This is not a shitty article, cant say the same about the way verdict was reached, manipulated from personal prejudice seems more like it....
Rick, once again, thanks for your great coverage. Hope you will continue through the appeals process.
Do you think that the light switch wasn't patented?? http://en.wikipedia.org/wiki/Light_switch#cite_note-googlepatents-1
Now the patent has expired and other manufacturers can use the patent in their own designs ....... just as the patent system was meant to be used.
What a shitty article, only bunch of thoughts with no explanation. Who cares what was the background of this "light bulb moment", everyone wants to know how this judge will defend this patent.

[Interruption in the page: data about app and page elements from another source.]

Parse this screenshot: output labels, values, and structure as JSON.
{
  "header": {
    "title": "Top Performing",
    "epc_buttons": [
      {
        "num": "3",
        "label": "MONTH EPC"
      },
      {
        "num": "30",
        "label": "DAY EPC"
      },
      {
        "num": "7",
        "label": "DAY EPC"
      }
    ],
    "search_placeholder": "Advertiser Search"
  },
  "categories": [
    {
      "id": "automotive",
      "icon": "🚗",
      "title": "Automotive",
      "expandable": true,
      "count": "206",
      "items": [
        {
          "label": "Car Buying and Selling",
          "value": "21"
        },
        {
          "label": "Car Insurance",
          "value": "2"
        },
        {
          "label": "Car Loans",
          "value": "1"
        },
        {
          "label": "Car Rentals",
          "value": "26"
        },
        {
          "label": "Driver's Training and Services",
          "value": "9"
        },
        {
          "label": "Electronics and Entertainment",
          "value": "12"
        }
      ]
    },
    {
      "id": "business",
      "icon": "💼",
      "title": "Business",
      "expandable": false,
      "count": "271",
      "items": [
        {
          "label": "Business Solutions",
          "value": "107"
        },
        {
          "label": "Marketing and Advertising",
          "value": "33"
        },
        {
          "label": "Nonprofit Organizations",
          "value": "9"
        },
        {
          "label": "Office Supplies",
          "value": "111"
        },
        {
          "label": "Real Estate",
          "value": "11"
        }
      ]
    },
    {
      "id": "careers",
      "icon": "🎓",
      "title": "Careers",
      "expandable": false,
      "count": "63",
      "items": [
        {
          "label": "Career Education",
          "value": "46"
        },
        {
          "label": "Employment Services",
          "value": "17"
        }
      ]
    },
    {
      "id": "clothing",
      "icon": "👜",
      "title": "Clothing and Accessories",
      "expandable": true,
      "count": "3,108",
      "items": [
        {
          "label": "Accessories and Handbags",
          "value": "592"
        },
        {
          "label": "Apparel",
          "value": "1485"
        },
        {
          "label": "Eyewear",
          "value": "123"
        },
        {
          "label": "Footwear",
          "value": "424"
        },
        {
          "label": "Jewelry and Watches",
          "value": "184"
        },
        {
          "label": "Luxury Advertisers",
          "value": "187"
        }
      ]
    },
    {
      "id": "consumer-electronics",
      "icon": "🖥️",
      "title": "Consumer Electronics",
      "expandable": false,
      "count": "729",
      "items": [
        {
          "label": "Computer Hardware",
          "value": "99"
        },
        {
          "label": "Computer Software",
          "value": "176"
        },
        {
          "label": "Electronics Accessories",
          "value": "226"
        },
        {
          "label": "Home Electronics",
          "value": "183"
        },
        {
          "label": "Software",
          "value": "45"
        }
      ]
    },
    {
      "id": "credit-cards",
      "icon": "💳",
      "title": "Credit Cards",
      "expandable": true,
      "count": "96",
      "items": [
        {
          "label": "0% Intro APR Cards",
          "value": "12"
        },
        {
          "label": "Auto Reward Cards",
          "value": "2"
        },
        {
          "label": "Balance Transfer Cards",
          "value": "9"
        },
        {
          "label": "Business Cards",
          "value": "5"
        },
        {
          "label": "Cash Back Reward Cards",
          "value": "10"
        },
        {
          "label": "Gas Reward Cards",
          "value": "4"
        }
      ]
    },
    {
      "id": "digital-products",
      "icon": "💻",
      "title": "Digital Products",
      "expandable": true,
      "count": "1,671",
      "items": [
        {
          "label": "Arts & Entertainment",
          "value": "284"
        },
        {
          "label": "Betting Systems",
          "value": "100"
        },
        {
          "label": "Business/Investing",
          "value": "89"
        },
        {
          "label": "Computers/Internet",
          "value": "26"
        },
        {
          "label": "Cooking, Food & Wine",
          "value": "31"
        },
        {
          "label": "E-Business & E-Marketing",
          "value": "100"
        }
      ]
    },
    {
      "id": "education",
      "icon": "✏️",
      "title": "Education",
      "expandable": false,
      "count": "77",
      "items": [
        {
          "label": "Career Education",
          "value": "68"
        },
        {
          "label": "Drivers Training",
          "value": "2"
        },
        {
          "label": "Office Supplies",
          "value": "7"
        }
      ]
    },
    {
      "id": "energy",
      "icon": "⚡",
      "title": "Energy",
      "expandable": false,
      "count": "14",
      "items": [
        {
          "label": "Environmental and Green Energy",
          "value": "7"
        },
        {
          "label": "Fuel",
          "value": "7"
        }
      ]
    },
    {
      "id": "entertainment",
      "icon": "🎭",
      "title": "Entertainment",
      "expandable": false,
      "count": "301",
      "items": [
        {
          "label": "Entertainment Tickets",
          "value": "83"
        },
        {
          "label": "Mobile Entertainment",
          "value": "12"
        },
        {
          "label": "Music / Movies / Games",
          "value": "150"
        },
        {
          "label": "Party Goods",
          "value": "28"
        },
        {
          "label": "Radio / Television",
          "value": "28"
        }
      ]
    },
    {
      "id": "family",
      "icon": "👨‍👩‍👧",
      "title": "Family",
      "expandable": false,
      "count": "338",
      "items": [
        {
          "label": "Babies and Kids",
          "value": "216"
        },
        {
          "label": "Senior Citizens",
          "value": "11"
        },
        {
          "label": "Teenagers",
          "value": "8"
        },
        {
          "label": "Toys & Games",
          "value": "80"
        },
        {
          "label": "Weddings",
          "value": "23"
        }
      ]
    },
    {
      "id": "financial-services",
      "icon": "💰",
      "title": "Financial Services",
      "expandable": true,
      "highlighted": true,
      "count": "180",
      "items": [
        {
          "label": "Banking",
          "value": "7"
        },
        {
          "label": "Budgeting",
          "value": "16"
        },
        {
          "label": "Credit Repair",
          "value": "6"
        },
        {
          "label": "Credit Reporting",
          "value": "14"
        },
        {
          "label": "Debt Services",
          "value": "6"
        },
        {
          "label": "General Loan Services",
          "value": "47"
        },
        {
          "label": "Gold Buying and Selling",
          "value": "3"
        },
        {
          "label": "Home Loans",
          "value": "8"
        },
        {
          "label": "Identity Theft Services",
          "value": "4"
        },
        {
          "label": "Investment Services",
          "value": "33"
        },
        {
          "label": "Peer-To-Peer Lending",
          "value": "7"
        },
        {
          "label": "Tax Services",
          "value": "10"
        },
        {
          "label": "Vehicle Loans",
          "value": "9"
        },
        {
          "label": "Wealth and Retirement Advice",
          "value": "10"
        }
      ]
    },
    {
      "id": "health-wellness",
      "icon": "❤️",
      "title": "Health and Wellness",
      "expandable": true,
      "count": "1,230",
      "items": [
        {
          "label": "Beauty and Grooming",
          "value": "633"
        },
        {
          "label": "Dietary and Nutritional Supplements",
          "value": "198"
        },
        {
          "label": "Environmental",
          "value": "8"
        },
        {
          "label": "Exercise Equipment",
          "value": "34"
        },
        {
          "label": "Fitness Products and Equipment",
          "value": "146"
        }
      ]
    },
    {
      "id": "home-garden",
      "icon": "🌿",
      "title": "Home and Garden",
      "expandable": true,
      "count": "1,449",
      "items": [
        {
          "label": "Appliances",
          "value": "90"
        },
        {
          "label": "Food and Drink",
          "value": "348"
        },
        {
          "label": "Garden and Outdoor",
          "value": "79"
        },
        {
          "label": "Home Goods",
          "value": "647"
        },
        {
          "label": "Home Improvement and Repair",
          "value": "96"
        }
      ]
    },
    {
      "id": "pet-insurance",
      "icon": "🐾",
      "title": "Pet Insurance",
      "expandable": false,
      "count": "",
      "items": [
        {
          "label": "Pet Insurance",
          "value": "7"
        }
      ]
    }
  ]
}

I am waiting for second round of this fight.
On the specific point about 'bounce back' at the end of a menu tree - My Logitech (nee. Slim Devices) Squeezebox had this over five years ago. I don't know when the patent was granted, but either it's not valid, or Logitech need to panic...
There's actually a post with all the six patents that Samsung infringed. One of them was that icon design of Apple's:
As I have commented above, touchscreen have been around in popular use in electronic Kiosks and ATMs for over 25 years now.
There was a design competition in early 2000's for the most user friendly PC among some of the top engineering schools. I remember that the prize winning entry had every UI element of IPad, including a stylus for the touchscreen.
So much for 'lacking prior art' in awarding these patents to Apple.
Many times I read an article and have fun from reading the comments. This time I couldn't read all! This Apple-Samsung verdict is more than I thought. It seems most of the people think all this is wrong. Patents that shouldn't be granted in the first place? It seems that any little idea is patentable in the US.
I agree. This "testimony" by teh foremore WILL blow the case wide open. Did these deliberations contravene teh judge's direction or did teh judge fail to direct the jury on this matter (which would be a perfect storm for an appeal.)
Replay available now: A handful of emerging network technologies are competing to be the preferred wide-area connection for the Internet of Things. All claim lower costs and power use than cellular but none have wide deployment yet. Listen in as proponents of leading contenders make their case to be the metro or national IoT network of the future. Rick Merritt, EE Times Silicon Valley Bureau Chief, moderators this discussion. Join in and ask his guests questions.